Mississippi Lawmakers Drafting Legislation to Remove Confederate Flag from State Flag

A bipartisan group of Mississippi lawmakers has been drafting legislation to replace the state's current flag, a banner that contains a miniature version of the Confederate flag, with a starry blue design called the Stennis Flag.

However, Republican Governor Tate Reeves has vowed to veto the legislation, preferring to leave the decision up to voters.

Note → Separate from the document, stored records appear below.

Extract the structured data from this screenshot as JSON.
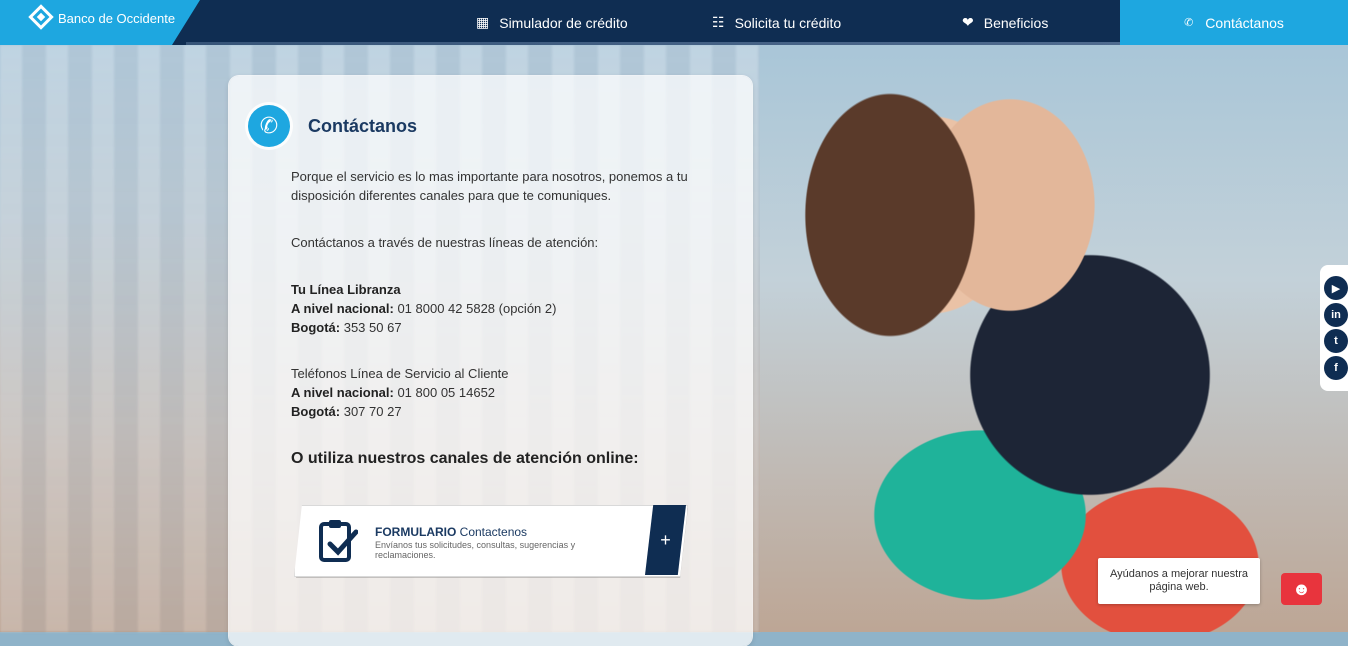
{
  "header": {
    "brand": "Banco de Occidente",
    "nav": [
      {
        "icon": "calculator-icon",
        "label": "Simulador de crédito"
      },
      {
        "icon": "money-stack-icon",
        "label": "Solicita tu crédito"
      },
      {
        "icon": "heart-hands-icon",
        "label": "Beneficios"
      },
      {
        "icon": "phone-icon",
        "label": "Contáctanos"
      }
    ]
  },
  "card": {
    "title": "Contáctanos",
    "intro": "Porque el servicio es lo mas importante para nosotros, ponemos a tu disposición diferentes canales para que te comuniques.",
    "lines_intro": "Contáctanos a través de nuestras líneas de atención:",
    "libranza": {
      "heading": "Tu Línea Libranza",
      "nacional_label": "A nivel nacional:",
      "nacional_value": " 01 8000 42 5828 (opción 2)",
      "bogota_label": "Bogotá:",
      "bogota_value": " 353 50 67"
    },
    "servicio": {
      "heading": "Teléfonos Línea de Servicio al Cliente",
      "nacional_label": "A nivel nacional:",
      "nacional_value": " 01 800 05 14652",
      "bogota_label": "Bogotá:",
      "bogota_value": " 307 70 27"
    },
    "online_title": "O utiliza nuestros canales de atención online:",
    "form_button": {
      "title_bold": "FORMULARIO",
      "title_rest": " Contactenos",
      "subtitle": "Envíanos tus solicitudes, consultas, sugerencias y reclamaciones.",
      "plus": "+"
    }
  },
  "social": [
    "youtube-icon",
    "linkedin-icon",
    "twitter-icon",
    "facebook-icon"
  ],
  "feedback": {
    "text": "Ayúdanos a mejorar nuestra página web."
  },
  "colors": {
    "brand_blue": "#1ea7e0",
    "navy": "#0f2d52",
    "feedback_red": "#e8343d"
  }
}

In a 2001 ballot measure, Mississippi voters chose not to replace the flag by a margin of 2-to-1.

Racial justice activists in the state have long sought to replace the flag since it displays the flag of Confederate soldiers who fought to keep black people enslaved in the United States.

"Myself, and so many other people my age, can't be black or an activist and be silent on Confederate symbols such as the flag," 22-year-old black activist Jarrius Adams told CBS News.

"For so many people it represents this history that was not welcoming of our community, not inclusive, and in many cases just disregarded the contributions that our people have made to Mississippi and the nation," Adams said.

For Adams and other activists, it's painful to see the current state flag flying in front of the state capitol, its courthouses, schools and other government buildings.

The legislation to replace the flag, which was referred to the Senate Constitutional Committee on Monday, seeks to replace it with the Stennis Flag, a design that shows 19 blue stars surrounding one large star.

The Stennis flag, meant to commemorate the state's 1817 induction into the United States, bears the name of its designer, Laurin Stennis. She's the white granddaughter of late U.S. Senator John C. Stennis, a segregationist who opposed any advancement of black civil rights.

The Mississippi state flag
The Mississippi State flag flies April 17, 2001 in Pascagoula, Mississippi. Bill Colgin/Getty

It's unclear how much support the proposed legislation will find in the state's Republican-led Senate and House of Representatives since lawmakers will need a veto-proof majority to defeat the governor's pledge to sink such a law.

But the legislation is happening in a social climate where people have allied against public Confederate emblems. On June 6, the U.S. Marine Corps issued a ban on Confederate flags on any of its installations. Three days later, the U.S. Navy issued a similar ban. On June 10, the national car racing organization NASCAR banned the flags at their events. On June 11, a bipartisan group of federal legislators drafted a proposal to rename military bases named after Confederate commanders.

Approximately 44 percent of Americans think Confederate monuments and statues should be left standing. But while a majority associate the Confederate flag with southern heritage rather than racism, three political science professors—Logan Strother, Thomas Ogorzalek and Spencer Piston—told The Washington Post that Confederate flags largely reappeared in American society during the '60s civil rights era due to southern white supremacists who opposed legislation meant to integrate blacks into white schools and neighborhoods.